Galadriel’s growth was one highlight of “The Eye.”
Now is the perfect time to catch up on the older episodes of Prime Video’s Lord of the Rings. It’s been so long since we waited, and now it’s our turn. It is a series that lines up episodes better than others. However, some moments are memorable and are often turning points for the main characters. In “Udun”, episode 6, Galadriel ( Morfydd Clark) faced off against Adar ( Joseph Mawle). Although the episode was primarily about Mount Doom’s explosion, the incredible scene impacted the Elf protagonist. This effect was felt deeply in the next episode,” the Eye”.
This scene occurs just before the Orodruin transforms into the terrifying Mount Doom and covers the Southlands with ashes and dust. Galadriel and Halbrand capture Adar ( Charlie Vickers) and take him to a shed in the village, where he is interrogated and interrogated. The following exchange is very well written, as is the performance by Joseph Mawle and Morfydd Campbell, who exchange insults and accusations in a highly poisonous but multilayered manner.
The conversation ends when Adar presses his finger into Galadriel’s wound and says: “It would appear that I’m not alone Elf who has been transformed to darkness.” Maybe your search for Morgoth’s successor should have ended at your mirror. Galadriel snaps and nearly kills Halbrand. The explosion at Mount Doom is Galadriel’s final blow to her self-importance. It proves that she can’t defeat the enemy by sheer hatred.
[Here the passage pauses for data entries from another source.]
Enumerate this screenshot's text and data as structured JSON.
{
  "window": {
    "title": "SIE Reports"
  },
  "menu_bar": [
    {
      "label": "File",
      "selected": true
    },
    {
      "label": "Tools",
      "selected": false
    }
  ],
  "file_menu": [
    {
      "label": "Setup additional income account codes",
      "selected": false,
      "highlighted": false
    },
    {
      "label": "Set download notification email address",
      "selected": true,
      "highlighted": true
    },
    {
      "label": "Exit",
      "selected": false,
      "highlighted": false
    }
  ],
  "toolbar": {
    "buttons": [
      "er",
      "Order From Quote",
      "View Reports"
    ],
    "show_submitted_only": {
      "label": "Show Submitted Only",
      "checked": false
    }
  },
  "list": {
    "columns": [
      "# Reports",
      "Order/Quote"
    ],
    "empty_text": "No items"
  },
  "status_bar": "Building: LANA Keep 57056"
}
There is still much to learn, which she does in the seventh episode.
It all begins when Galadriel ( Tyroe Muhafidin ) and Theo ( Tyroe Muhafidin ) navigate their way out from the newly established land of Mordor. The boy wants to find his mother, Bronwyn ( Nazanin Boniadi), but he is also eager to take on any Orc or Uruk he sees. Galadriel has a different approach to this, just moments after vowing Adar that he would eradicate his kind.
She is now more humble, protective of her family and cautious when engaging in combat with the enemy. She questions her about her concern and quickly replies that it’s not her fault. The world turning to ash and into a fiery loss for your side can devastate one’s morale. But there is more to Galadriel in “The Eye”.
Galadriel’s Scenes with Theo Reminiscent Of Peter Jackson’s Trilogy
The episode contains many references to Peter Jackson’s trilogy. One scene shows Galadriel and Theo hiding under the roots of a tree, much like the Hobbits did in The Fellowship of the Ring. This is a great reference. Galadriel has to stop Theo from drawing his sword the same way Samwise Gamgee ( Sean Astin) has to stop Frodo [ Elijah Wood] from wearing the One Ring.
Her conversations with Theo add a layer to this, especially when she talks about the people she lost in the fight. She also mentions how it is dangerous to be too eager for anyone to die, even Orcs. The pride that follows from this fight can prove to be just as deadly as the fight itself. It darkens the heart to call dark acts good. It allows evil to flourish within us. Every war must be fought without and within. Every soldier must be aware of this fact. Even me. Even you.”
This is another crucial callback to The Fellowship of the Ring. Gandalf ( Ian McKillen) tells Frodo not to be too eager to decide who should live and go to war. Frodo stated that Bilbo ( Martin Freeman) hadn’t killed Gollum when he could during the events of The Hobbit. The wizard responds that it was a pity Bilbo didn’t stay in Bilbo’s hands since it’s not our job to make this judgement.
Galadriel’s Loss in the Battle for the Southlands is a Good Idea for the Character
Galadriel’s words of encouragement to Theo mirror that scene, which also contains J.R.R. Tolkien’s most beloved quotes, bringing her closer to the Galadriel we all know. Many found it strange to look at the character we know so well in The Rings of Power in an entirely new light.
They were driven by deep anger and hatred towards Sauron and all he had done. Galadriel just lost the battle to the Southlands. Sometimes, we have to lose to move off our high horses. The most important thing was that her enemy told her why she had lost it. Although most people would decline this type of “advice”, Adar gave her words of wisdom.
Morfydd’s incredible performance in “The Eye” is responsible for much of Galadriel’s apparent attitude. It is often the most explicit scenes that require the most depth. Morfydd Clark does a fantastic job changing Galadriel’s expressions from her angry, stern, confident, smug attitude to one that is more relaxed and calm. Her reaction to Adar’s words is remarkable and beautiful to see.
Tolkien’s writings revealed that Galadriel was a soldier and a commander in the military. However, it felt strange to see the future Lady Lorien so cranky. Clark’s performance and the writing of the seventh episode bring us closer to the beacons of light and wisdom we all know. Adar’s speech helped her feel lighter as if she was becoming the thing she was fighting. Even mentioning Celeborn means she allows herself to access happier memories, not just the angry or vengeful ones.